◆ Exercise: Your response should be every line of the data, written out exactly.

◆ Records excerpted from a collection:
== Segment start ==

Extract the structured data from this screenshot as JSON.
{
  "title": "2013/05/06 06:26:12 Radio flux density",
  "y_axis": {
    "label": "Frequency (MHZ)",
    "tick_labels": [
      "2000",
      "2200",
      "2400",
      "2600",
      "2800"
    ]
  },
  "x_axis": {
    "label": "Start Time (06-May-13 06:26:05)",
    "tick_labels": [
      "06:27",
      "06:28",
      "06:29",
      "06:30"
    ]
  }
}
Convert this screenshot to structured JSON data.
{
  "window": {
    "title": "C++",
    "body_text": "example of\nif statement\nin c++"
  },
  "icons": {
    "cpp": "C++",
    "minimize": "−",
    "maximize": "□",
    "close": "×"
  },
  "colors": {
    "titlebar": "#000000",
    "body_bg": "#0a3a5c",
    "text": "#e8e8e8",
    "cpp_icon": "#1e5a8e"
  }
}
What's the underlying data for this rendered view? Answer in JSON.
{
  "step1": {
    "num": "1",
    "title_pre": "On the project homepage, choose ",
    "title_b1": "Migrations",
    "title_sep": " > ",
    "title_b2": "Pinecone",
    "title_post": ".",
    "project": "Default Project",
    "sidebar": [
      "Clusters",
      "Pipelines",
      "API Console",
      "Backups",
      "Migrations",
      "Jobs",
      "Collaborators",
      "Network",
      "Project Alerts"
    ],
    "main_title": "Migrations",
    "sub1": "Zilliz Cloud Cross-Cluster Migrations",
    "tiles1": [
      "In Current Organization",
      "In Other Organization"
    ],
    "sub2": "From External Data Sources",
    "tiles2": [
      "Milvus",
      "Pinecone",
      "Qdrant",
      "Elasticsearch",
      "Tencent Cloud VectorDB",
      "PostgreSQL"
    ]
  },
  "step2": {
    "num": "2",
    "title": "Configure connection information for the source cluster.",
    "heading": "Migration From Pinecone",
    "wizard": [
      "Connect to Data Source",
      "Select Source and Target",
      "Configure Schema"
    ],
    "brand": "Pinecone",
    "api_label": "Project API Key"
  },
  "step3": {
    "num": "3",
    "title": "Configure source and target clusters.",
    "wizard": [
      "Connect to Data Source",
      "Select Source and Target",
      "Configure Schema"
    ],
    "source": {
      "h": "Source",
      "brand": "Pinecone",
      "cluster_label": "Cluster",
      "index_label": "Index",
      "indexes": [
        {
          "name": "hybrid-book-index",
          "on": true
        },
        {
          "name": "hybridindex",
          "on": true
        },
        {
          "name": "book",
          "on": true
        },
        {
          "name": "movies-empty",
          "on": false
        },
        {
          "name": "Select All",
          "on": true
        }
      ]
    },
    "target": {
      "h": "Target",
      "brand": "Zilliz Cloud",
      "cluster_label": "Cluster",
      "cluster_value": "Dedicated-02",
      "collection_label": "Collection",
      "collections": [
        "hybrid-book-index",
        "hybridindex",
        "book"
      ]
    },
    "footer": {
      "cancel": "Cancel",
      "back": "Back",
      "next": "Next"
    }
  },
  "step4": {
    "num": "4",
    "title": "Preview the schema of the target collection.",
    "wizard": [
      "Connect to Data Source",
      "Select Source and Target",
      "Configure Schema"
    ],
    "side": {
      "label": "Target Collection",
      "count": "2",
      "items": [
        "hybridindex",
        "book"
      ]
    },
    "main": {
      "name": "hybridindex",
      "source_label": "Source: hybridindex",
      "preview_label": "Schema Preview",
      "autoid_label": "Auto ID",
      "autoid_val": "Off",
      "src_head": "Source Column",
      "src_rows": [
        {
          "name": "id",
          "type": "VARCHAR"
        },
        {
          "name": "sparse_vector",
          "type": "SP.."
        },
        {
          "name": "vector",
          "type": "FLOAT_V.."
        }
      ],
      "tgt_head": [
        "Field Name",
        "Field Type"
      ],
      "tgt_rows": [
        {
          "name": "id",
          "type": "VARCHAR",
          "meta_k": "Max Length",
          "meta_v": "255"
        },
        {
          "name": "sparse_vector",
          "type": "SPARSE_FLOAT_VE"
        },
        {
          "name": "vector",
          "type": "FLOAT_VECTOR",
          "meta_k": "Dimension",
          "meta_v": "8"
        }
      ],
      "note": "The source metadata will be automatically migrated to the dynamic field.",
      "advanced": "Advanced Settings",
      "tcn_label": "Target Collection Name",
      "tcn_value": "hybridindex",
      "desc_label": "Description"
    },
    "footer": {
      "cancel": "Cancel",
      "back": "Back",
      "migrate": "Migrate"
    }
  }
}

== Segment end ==

◆ Answer to this exercise:
Extract the structured data from this screenshot as JSON.
{
  "title": "2013/05/06 06:26:12 Radio flux density",
  "y_axis": {
    "label": "Frequency (MHZ)",
    "tick_labels": [
      "2000",
      "2200",
      "2400",
      "2600",
      "2800"
    ]
  },
  "x_axis": {
    "label": "Start Time (06-May-13 06:26:05)",
    "tick_labels": [
      "06:27",
      "06:28",
      "06:29",
      "06:30"
    ]
  }
}
Convert this screenshot to structured JSON data.
{
  "window": {
    "title": "C++",
    "body_text": "example of\nif statement\nin c++"
  },
  "icons": {
    "cpp": "C++",
    "minimize": "−",
    "maximize": "□",
    "close": "×"
  },
  "colors": {
    "titlebar": "#000000",
    "body_bg": "#0a3a5c",
    "text": "#e8e8e8",
    "cpp_icon": "#1e5a8e"
  }
}
What's the underlying data for this rendered view? Answer in JSON.
{
  "step1": {
    "num": "1",
    "title_pre": "On the project homepage, choose ",
    "title_b1": "Migrations",
    "title_sep": " > ",
    "title_b2": "Pinecone",
    "title_post": ".",
    "project": "Default Project",
    "sidebar": [
      "Clusters",
      "Pipelines",
      "API Console",
      "Backups",
      "Migrations",
      "Jobs",
      "Collaborators",
      "Network",
      "Project Alerts"
    ],
    "main_title": "Migrations",
    "sub1": "Zilliz Cloud Cross-Cluster Migrations",
    "tiles1": [
      "In Current Organization",
      "In Other Organization"
    ],
    "sub2": "From External Data Sources",
    "tiles2": [
      "Milvus",
      "Pinecone",
      "Qdrant",
      "Elasticsearch",
      "Tencent Cloud VectorDB",
      "PostgreSQL"
    ]
  },
  "step2": {
    "num": "2",
    "title": "Configure connection information for the source cluster.",
    "heading": "Migration From Pinecone",
    "wizard": [
      "Connect to Data Source",
      "Select Source and Target",
      "Configure Schema"
    ],
    "brand": "Pinecone",
    "api_label": "Project API Key"
  },
  "step3": {
    "num": "3",
    "title": "Configure source and target clusters.",
    "wizard": [
      "Connect to Data Source",
      "Select Source and Target",
      "Configure Schema"
    ],
    "source": {
      "h": "Source",
      "brand": "Pinecone",
      "cluster_label": "Cluster",
      "index_label": "Index",
      "indexes": [
        {
          "name": "hybrid-book-index",
          "on": true
        },
        {
          "name": "hybridindex",
          "on": true
        },
        {
          "name": "book",
          "on": true
        },
        {
          "name": "movies-empty",
          "on": false
        },
        {
          "name": "Select All",
          "on": true
        }
      ]
    },
    "target": {
      "h": "Target",
      "brand": "Zilliz Cloud",
      "cluster_label": "Cluster",
      "cluster_value": "Dedicated-02",
      "collection_label": "Collection",
      "collections": [
        "hybrid-book-index",
        "hybridindex",
        "book"
      ]
    },
    "footer": {
      "cancel": "Cancel",
      "back": "Back",
      "next": "Next"
    }
  },
  "step4": {
    "num": "4",
    "title": "Preview the schema of the target collection.",
    "wizard": [
      "Connect to Data Source",
      "Select Source and Target",
      "Configure Schema"
    ],
    "side": {
      "label": "Target Collection",
      "count": "2",
      "items": [
        "hybridindex",
        "book"
      ]
    },
    "main": {
      "name": "hybridindex",
      "source_label": "Source: hybridindex",
      "preview_label": "Schema Preview",
      "autoid_label": "Auto ID",
      "autoid_val": "Off",
      "src_head": "Source Column",
      "src_rows": [
        {
          "name": "id",
          "type": "VARCHAR"
        },
        {
          "name": "sparse_vector",
          "type": "SP.."
        },
        {
          "name": "vector",
          "type": "FLOAT_V.."
        }
      ],
      "tgt_head": [
        "Field Name",
        "Field Type"
      ],
      "tgt_rows": [
        {
          "name": "id",
          "type": "VARCHAR",
          "meta_k": "Max Length",
          "meta_v": "255"
        },
        {
          "name": "sparse_vector",
          "type": "SPARSE_FLOAT_VE"
        },
        {
          "name": "vector",
          "type": "FLOAT_VECTOR",
          "meta_k": "Dimension",
          "meta_v": "8"
        }
      ],
      "note": "The source metadata will be automatically migrated to the dynamic field.",
      "advanced": "Advanced Settings",
      "tcn_label": "Target Collection Name",
      "tcn_value": "hybridindex",
      "desc_label": "Description"
    },
    "footer": {
      "cancel": "Cancel",
      "back": "Back",
      "migrate": "Migrate"
    }
  }
}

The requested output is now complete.